After finishing at their community college, students can begin classes at the CSU or UC campus of their choice. Schwarzenneger has proposed that 10 percent of incoming freshman be rerouted to community colleges, although this has met resistance from students who do not wish to go to community college but want the full four-year college experience.
Andriassian said that this strategy could backfire for the community colleges given that rerouted students would get priority admission over regular community college students who have been enrolled longer.?
“We feel that the increase in fees is a direct tax on the students,” said GCC Associated Students Vice President of Campus Organizations Aron Keshishian. “We are expected to pay more and do more and get less? For us, this makes no sense. The logical thing would be to pay more and get more.”?
Joining the throngs of students at the capitol were 180 additional “students.”
But these students were not students at all. Standing roughly 5 feet high, fiberglass sculptures — two for each college, male and female — were decorated by students at 65 colleges. Dubbed the “Missing Student Project,” the statues represented the missing students of California’s community colleges — students who are missing from campus because they were not able to register for classes.
Each statue was painted and decorated by its respective college in whatever way the artist or artists saw fit.
Several statues were decorated using bicycle chains with combination locks. Other statues were decorated with pictures of students’ faces; one even featured the face of President George W. Bush on its buttocks. ?
Agneta Hurst, Won Jang Lee, Keiko Nimura, Rose Tharp and Cheri Uno decorated GCC’s statues.?
“The design of the Glendale Community College ‘Missing Student’ sculptures communicate sadness, mourning, loss, dejection fragmentation and ‘you could be the next student, faculty or staff cut,’ ” a description on the “Keep the Doors Open” homepage states. “Hundreds of typical GCC names humanize the loss of students, faculty and staff.”
Indeed, the shell of the statues are covered with names from head to toe in a sort of memorial to the students who were not able to get into a classroom and staff who were laid off. ?
“The ‘Missing Student’ project was a good idea,” said Keshishian. “It was an ‘in your face’ strategy. It gave legislators something to look at.”?
Looking ahead, opinions are mixed as to where GCC’s budget situation will go next. ?

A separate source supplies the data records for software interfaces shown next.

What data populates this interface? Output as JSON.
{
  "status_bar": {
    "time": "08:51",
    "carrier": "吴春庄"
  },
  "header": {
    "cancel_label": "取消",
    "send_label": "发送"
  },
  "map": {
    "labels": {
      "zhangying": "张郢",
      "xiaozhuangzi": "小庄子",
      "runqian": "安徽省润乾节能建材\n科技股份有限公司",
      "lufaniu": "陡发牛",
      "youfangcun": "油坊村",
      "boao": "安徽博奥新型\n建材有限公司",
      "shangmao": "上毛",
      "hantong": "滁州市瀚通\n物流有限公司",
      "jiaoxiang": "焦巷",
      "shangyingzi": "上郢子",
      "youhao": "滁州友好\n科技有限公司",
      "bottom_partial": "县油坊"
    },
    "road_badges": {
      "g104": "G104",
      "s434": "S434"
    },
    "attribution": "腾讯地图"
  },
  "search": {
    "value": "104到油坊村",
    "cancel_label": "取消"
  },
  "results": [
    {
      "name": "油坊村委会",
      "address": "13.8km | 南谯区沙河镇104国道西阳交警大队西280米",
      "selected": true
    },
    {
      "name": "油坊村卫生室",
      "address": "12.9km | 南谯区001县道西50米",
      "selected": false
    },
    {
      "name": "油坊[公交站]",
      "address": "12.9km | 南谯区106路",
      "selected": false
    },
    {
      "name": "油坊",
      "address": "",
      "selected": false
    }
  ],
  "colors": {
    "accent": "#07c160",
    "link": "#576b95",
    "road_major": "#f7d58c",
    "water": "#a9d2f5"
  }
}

“It was a win-win situation talking to the legislators themselves,” said Tran.?
“Bonds may help us out a bit; it’s hard to say,” Andriassian said. “I feel we are going to be in trouble. The tough times won’t end any time soon.”